Shade Selection Keys
„ Use correct environment and lighting
„ Select shade at beginning of app’t.
„ Patient sitting upright
„ Viewing distance ~15 in. from teeth
„ Patient’s teeth/dentist’s eyes at same level

E. Hewlett, DDS
Shade Selection Keys
„ Photograph shade tabs which match
specific segments of teeth
„ Photograph texture
„ Note special characteristics

E. Hewlett, DDS
Shade Selection Keys
„ Look for variance between gingival,
middle, and incisal thirds of teeth.

higher chroma & opacity

less chroma, higher value

high translucency,
lower value
image from Chu, et al 2004
E. Hewlett, DDS
Photographs for Lab
Communication

E. Hewlett, DDS
Texture Photograph
„ Close-up of anteriors with lens ⊥ to labial
surface

„ Emphasizes surface texture and luster

E. Hewlett, DDS
Color Photograph
„ Close-up of anteriors with lens angled 15-
20º to labial surface

„ Reflections bounce away from camera,


revealing color and characterization

E. Hewlett, DDS
Photographs with Shade Tabs
„ Angle camera to avoid reflections from tab
and teeth
„ Show at least 6-8 teeth
„ Tab at same angle as teeth
„ Tab as close to teeth as possible

E. Hewlett, DDS
Photographs with Shade Tabs
„ Tab and handle clearly visible, no
reflections

„ Shoot as many photos as necessary


„ different tabs for different areas of teeth

E. Hewlett, DDS
Photos for All-Ceramic Restorations

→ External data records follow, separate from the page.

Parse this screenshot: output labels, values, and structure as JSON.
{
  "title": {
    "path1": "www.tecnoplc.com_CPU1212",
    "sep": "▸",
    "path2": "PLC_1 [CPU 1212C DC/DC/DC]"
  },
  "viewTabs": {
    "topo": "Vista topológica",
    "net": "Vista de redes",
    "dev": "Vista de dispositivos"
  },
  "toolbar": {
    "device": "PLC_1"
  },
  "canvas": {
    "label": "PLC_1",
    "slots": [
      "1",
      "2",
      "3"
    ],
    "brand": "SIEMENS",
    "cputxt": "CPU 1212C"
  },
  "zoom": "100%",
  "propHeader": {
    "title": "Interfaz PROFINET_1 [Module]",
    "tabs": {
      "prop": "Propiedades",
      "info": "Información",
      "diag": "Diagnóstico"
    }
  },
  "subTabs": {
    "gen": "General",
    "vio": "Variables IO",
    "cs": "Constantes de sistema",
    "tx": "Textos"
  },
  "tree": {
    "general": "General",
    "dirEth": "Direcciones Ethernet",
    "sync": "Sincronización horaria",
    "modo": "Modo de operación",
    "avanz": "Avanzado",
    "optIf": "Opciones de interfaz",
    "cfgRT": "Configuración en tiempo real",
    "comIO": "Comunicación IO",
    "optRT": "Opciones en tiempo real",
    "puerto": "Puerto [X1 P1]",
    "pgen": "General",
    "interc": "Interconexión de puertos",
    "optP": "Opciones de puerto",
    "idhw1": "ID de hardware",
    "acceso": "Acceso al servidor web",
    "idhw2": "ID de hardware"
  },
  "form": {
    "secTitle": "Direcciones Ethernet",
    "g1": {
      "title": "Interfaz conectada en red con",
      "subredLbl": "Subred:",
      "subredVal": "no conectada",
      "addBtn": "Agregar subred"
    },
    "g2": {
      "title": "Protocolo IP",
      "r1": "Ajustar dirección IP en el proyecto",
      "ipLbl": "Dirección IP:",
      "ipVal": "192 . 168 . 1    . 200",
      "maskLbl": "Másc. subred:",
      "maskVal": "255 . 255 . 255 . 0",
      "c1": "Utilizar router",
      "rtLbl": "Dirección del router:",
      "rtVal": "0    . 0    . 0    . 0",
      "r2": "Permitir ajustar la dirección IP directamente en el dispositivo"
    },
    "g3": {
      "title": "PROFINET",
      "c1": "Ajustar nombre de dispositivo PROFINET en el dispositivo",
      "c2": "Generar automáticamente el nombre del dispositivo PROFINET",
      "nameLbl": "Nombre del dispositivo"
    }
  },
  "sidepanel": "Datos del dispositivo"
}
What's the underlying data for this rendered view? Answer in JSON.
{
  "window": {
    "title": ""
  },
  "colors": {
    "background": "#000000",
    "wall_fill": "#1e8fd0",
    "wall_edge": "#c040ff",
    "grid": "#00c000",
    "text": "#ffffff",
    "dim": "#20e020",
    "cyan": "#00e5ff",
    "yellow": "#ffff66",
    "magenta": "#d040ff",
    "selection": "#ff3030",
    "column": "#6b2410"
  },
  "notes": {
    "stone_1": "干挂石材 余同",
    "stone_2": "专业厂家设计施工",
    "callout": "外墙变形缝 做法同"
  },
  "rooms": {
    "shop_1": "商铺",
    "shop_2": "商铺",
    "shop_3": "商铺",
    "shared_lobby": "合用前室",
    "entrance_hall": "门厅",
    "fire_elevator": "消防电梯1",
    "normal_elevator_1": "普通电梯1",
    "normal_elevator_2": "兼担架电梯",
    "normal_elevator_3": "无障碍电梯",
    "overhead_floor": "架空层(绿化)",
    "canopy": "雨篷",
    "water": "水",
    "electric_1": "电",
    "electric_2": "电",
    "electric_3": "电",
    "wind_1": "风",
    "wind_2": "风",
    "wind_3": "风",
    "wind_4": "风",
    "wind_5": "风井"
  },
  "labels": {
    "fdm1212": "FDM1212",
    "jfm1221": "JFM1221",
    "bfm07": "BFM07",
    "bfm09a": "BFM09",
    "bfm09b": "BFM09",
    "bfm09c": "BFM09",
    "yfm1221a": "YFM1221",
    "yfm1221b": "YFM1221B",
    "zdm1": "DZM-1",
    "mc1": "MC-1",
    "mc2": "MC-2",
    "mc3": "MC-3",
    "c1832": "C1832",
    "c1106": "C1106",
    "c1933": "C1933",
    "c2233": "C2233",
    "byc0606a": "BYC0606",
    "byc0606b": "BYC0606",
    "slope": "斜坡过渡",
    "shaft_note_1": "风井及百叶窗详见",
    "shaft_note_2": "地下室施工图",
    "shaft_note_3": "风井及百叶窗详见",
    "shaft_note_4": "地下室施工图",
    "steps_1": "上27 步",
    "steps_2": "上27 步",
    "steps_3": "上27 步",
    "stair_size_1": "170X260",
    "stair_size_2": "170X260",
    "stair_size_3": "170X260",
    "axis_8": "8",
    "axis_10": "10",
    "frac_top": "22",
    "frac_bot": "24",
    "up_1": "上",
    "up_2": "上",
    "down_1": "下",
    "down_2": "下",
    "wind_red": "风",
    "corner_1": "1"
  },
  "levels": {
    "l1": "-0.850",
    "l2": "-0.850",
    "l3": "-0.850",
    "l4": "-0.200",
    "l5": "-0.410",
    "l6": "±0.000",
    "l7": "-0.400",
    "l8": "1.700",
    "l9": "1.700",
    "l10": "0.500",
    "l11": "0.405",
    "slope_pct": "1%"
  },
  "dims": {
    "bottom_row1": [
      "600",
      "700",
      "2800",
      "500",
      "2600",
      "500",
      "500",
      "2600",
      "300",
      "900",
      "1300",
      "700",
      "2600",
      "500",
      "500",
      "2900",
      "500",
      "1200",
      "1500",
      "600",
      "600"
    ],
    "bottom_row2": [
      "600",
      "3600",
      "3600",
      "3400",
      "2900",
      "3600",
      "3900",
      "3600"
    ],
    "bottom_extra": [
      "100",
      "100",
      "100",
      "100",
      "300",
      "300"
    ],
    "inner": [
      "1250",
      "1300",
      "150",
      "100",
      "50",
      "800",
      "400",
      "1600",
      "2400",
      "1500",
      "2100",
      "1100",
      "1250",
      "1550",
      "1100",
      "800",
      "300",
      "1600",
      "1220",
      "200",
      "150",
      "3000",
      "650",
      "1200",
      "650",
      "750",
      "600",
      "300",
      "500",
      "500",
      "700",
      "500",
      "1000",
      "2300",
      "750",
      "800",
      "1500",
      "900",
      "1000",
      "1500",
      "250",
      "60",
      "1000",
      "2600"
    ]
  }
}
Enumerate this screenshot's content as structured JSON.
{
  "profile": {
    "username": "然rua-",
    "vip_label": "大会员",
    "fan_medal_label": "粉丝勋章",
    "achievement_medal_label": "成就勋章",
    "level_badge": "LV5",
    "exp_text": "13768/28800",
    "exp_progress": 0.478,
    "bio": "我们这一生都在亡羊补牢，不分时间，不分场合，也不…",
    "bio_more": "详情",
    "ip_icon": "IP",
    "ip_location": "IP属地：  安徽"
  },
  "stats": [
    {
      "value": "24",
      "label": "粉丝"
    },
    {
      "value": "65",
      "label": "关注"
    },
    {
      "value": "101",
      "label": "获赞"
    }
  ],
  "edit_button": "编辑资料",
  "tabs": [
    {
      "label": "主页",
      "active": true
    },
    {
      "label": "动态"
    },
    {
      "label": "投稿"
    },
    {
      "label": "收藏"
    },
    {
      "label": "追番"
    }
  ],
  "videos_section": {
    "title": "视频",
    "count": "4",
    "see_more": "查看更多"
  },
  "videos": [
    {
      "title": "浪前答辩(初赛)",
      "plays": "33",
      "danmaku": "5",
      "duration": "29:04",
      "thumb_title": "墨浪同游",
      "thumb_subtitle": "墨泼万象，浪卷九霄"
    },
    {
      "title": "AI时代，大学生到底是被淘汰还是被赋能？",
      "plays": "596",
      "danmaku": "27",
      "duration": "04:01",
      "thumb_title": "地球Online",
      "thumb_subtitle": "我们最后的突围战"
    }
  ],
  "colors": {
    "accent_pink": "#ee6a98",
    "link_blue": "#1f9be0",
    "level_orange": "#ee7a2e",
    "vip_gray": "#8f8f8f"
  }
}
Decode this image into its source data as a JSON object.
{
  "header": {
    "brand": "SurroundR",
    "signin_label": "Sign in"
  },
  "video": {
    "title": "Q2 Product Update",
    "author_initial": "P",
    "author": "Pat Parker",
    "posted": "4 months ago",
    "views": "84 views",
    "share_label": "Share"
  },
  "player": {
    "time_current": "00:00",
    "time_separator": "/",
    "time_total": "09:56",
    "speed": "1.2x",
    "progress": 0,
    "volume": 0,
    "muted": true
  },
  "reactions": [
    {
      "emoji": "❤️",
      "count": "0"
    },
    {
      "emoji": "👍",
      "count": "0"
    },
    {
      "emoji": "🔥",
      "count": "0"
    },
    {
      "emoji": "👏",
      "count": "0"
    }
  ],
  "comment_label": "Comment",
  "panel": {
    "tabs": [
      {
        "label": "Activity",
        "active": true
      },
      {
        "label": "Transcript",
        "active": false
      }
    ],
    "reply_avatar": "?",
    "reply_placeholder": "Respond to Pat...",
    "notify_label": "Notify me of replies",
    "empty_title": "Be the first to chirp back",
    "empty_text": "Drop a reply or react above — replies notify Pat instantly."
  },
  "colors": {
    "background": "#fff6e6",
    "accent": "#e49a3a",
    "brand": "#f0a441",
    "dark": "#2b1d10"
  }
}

„ Shade tab w/ teeth before preparation


„ Shade tab w/ prepared tooth/teeth
„ Desired shade(s) next to preparation(s)

E. Hewlett, DDS
Other Lab Communication Photos

„ Photos of provisionals
„ Views 5, 6, 7, & 8 as indicated
„ Shade photo of provisionals
„ If restoration doesn’t match, photograph it
in mouth with tabs

E. Hewlett, DDS
Digital Shade-Taking Devices

images from Chu, et al 2004


E. Hewlett, DDS
Digital Shade-Taking Devices
„ What are they?
„ RGB devices, spectrophotometers, or
colorimeters designed or modified for dental
use

images from Chu, et al 2004


E. Hewlett, DDS
Digital Shade-Taking Devices
„ What can they do?
„ Provide detailed data on shades in different
zones of a tooth’s surface

images from Chu, et al 2004


E. Hewlett, DDS
Digital Shade-Taking Devices
„ Limitations
„ Not reliable for complex characteristics
„ sub-surface color
„ Translucency

„ Texture effects

image from Chu, et al 2004


E. Hewlett, DDS
Digital Shade-Taking Devices
„ Bottom Line
„ NOT a replacement for traditional methods
„ Best used as an ADJUNCT to traditional
methods and photography

+ +

images from Chu, et al 2004


E. Hewlett, DDS